▶ _YOUR INSTRUCTIONS_: Within the listing, each line that has the string "nodes" should be copied.

▶ _EXTRACTED INFORMATION_:
* * *
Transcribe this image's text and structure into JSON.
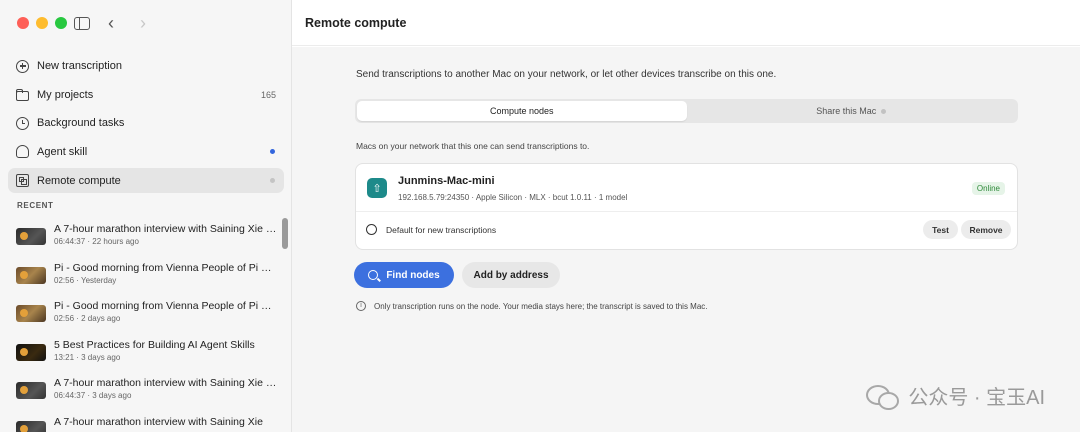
{
  "window": {
    "title": "Remote compute"
  },
  "sidebar": {
    "items": [
      {
        "label": "New transcription",
        "icon": "plus-circle-icon"
      },
      {
        "label": "My projects",
        "icon": "folder-icon",
        "count": "165"
      },
      {
        "label": "Background tasks",
        "icon": "clock-icon"
      },
      {
        "label": "Agent skill",
        "icon": "agent-icon"
      },
      {
        "label": "Remote compute",
        "icon": "remote-compute-icon"
      }
    ],
    "recent_label": "RECENT",
    "recent": [
      {
        "title": "A 7-hour marathon interview with Saining Xie —...",
        "meta": "06:44:37 · 22 hours ago"
      },
      {
        "title": "Pi - Good morning from Vienna People of Pi 😊 ...",
        "meta": "02:56 · Yesterday"
      },
      {
        "title": "Pi - Good morning from Vienna People of Pi 😊 ...",
        "meta": "02:56 · 2 days ago"
      },
      {
        "title": "5 Best Practices for Building AI Agent Skills",
        "meta": "13:21 · 3 days ago"
      },
      {
        "title": "A 7-hour marathon interview with Saining Xie —...",
        "meta": "06:44:37 · 3 days ago"
      },
      {
        "title": "A 7-hour marathon interview with Saining Xie",
        "meta": ""
      }
    ]
  },
  "main": {
    "intro": "Send transcriptions to another Mac on your network, or let other devices transcribe on this one.",
    "tabs": [
      {
        "label": "Compute nodes"
      },
      {
        "label": "Share this Mac"
      }
    ],
    "subtitle": "Macs on your network that this one can send transcriptions to.",
    "node": {
      "name": "Junmins-Mac-mini",
      "detail": "192.168.5.79:24350 · Apple Silicon · MLX · bcut 1.0.11 · 1 model",
      "status": "Online",
      "default_label": "Default for new transcriptions",
      "test_label": "Test",
      "remove_label": "Remove"
    },
    "find_nodes_label": "Find nodes",
    "add_by_address_label": "Add by address",
    "note": "Only transcription runs on the node. Your media stays here; the transcript is saved to this Mac."
  },
  "watermark": "公众号 · 宝玉AI",
  "colors": {
    "accent": "#3c70df",
    "online": "#2f8a3a",
    "node_icon": "#1d8a8a"
  }
}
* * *
▶ _RESPONSE FOR THIS EXERCISE_:
        "label": "Compute nodes"
    "find_nodes_label": "Find nodes",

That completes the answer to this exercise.